Director Cynthia Hestand mounted these plays in lauded Dallas productions in 2004 and 2006, so it’s hard to understand the miscasting and sluggishness that plagues this version. These are tales of dreams deferred and longing for lost youth, set in a small Texas town featuring characters that embody the cliché “peaked in high school.” Laundry and Bourbon is set on the sweltering back porch of Elizabeth (Marianne Galloway), who gossips and guzzles with her best friend, Hattie (Sue Loncar), over a depressingly large load of laundry. Elizabeth’s husband, returned Vietnam vet Ray, has been missing two days, Hattie’s kids are terrorizing the town, and the air conditioner is on the blink.

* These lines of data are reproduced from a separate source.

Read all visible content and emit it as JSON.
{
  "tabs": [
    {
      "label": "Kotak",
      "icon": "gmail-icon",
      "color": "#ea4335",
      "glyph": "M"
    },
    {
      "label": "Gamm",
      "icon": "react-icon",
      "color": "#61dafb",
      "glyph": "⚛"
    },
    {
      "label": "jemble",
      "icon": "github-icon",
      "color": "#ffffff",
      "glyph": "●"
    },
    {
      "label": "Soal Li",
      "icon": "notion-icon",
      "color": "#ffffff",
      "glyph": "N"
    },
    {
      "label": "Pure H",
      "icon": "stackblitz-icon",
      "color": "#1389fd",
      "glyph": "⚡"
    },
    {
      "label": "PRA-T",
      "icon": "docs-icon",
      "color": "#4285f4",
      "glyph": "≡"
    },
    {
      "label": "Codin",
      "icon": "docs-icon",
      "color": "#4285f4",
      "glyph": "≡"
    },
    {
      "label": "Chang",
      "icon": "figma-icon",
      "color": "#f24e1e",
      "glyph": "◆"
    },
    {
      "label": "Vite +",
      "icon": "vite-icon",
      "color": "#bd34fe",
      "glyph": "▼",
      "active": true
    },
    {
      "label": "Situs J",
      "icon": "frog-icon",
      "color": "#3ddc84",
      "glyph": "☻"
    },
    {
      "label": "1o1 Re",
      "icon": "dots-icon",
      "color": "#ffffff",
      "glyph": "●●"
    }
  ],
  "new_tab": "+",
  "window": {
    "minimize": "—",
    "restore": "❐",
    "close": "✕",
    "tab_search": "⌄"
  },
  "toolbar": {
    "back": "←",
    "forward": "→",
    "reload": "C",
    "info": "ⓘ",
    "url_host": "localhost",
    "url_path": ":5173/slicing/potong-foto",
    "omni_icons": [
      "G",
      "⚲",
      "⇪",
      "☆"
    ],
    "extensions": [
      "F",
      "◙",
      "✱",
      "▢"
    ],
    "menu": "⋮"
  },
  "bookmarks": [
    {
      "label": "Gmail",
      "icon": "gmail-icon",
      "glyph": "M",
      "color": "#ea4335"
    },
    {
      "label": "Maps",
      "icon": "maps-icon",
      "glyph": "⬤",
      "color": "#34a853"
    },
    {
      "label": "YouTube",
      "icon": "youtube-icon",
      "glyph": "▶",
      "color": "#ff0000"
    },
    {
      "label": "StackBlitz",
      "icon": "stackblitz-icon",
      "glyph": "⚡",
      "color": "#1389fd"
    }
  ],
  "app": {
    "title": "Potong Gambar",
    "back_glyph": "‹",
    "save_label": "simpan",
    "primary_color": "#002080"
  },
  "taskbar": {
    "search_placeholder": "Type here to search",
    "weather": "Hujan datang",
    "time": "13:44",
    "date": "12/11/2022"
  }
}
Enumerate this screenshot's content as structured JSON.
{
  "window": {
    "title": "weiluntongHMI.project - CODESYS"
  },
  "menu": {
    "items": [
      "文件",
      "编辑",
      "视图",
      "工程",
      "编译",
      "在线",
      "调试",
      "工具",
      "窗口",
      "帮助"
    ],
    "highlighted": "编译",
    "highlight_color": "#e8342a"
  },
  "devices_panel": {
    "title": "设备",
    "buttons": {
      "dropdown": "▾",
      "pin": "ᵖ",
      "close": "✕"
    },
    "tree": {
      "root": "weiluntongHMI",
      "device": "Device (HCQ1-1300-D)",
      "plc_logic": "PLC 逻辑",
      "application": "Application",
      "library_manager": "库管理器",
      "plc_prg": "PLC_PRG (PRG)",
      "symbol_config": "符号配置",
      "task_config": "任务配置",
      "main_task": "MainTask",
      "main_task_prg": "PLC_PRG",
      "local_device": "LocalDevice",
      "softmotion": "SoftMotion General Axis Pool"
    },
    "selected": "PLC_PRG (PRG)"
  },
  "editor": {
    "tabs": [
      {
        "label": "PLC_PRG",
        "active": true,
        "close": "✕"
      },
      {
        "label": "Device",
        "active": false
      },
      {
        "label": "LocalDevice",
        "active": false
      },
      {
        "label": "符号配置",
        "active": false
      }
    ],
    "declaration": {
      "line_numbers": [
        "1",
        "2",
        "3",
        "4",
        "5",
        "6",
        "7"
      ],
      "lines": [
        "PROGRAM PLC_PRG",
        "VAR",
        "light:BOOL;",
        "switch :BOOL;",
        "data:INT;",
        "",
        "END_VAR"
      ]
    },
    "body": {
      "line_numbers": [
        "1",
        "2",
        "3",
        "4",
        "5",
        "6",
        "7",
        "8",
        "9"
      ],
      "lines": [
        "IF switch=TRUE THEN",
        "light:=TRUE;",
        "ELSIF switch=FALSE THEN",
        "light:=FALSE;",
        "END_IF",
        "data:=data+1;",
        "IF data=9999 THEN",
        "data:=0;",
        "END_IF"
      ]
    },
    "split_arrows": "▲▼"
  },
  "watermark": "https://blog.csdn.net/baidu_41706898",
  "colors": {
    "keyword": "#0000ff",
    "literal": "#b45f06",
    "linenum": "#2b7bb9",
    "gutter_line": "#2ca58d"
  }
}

The ladies’ commiseration is interrupted by the arrival of their “frenemy”Amy Lee (Marisa Diotalevi), who grew up poor with Hattie and Elizabeth but has now married into money and become an insufferable member of the country club set. These are women who in different ways have all settled, to varying degrees of satisfaction, and their barbs and veiled kindnesses mask their fear that the choices they’ve made may just be the wrong ones. Sounds promising, right? Unfortunately, the central performances don’t fully convey the uncertainty under the brassy Texas bravado.
Galloway has some strong moments as Elizabeth, who worries for her troubled husband and longs for the return of the rebellious youth she fell in love with, while still fearing he may not be capable of being the adult partner she needs now. Despite her individual strengths, Galloway sometimes seems to be performing in a different play than her co-stars. These characters were written to be in their late-20, but all three actresses are considerably older, and Loncar and Diotalevi are of a different generation than Galloway. That these three women grew up together is frankly unbelievable, and Loncar and Diotalevi’s performances are far broader and more caricatured than Galloway’s. The revelations that emerge from that back-porch gossip: infidelity, pregnancy, post-traumatic stress, come off as far less urgent and possess less pathos than they should because of the imbalance in characterization. Emotional bombs quietly implode instead of making any real impact. Ultimately, the drama is as stale and inert as Jonathan Felt’s excellent lighting design makes the heat on that back porch look and feel.
Lone Star focuses on Elizabeth’s husband, Vietnam vet Roy (Mike Schraeder), struggling and frustrated as he tries to readjust to the wife and life he left behind. Behind a local bar, he downs the titular beers and sings the praises of his classic pink Thunderbird, a rather heavy-handed symbol of his wild and unfettered youth, before he was scarred by war and regret. Roy’s younger brother, Ray (Joey Oglesby), less than smart and more than idolizing of his older, rougher brother, struggles to keep up with Roy’s drinking and his tall tales, laced as they are with bitter memories and abrupt anger. As the brothers bond and battle over lewd stories, too-crazy-too-be-true adventures, and barely suppressed conflicts, they too are interrupted, this time by Ray’s old nemesis, Cletus (Ken Orman), who is, of course, the husband of Laundry and Bourbon’s social-climbing Amy Lee.
Here again, miscasting rears its head. Orman looks at least a decade too old to still be trying to stand up to his father and hanging on to his high school adulation of Roy. The central revelation of Cletus’ role in Roy’s forced confrontation with maturity rings hollow due to this repetition of actors attempting to bring authenticity to roles too youthful for them. Thankfully, both Schraeder and Oglesby are believable as brothers, and Oglesby in particular brings charm, heart and a quiet restraint to his role that gives it dimension and resonance.
The real star of both shows is Rodney Dobbs’ efficient and effective set design. The modular set is evocative and creative, illustrating changes in both mood and locale, from Elizabeth’s back porch to the back of Angel’s bar, with a simple pivot and marvelously specific props. Would that the set could serve as the foundation for a better-cast, more cohesive production. Although the rather elderly crowd at Sunday’s matinee appeared to truly enjoy the shows, this may have had more to do with the novelty of the Texas setting and story than the actual impact of the overall production. The audience seemed much more attuned to the plays’ broad humor than the quieter pathos of McLure’s small-town misfits, which is not surprising. While Lone Star reveals modest but real strengths, Laundry and Bourbon mostly just hangs there.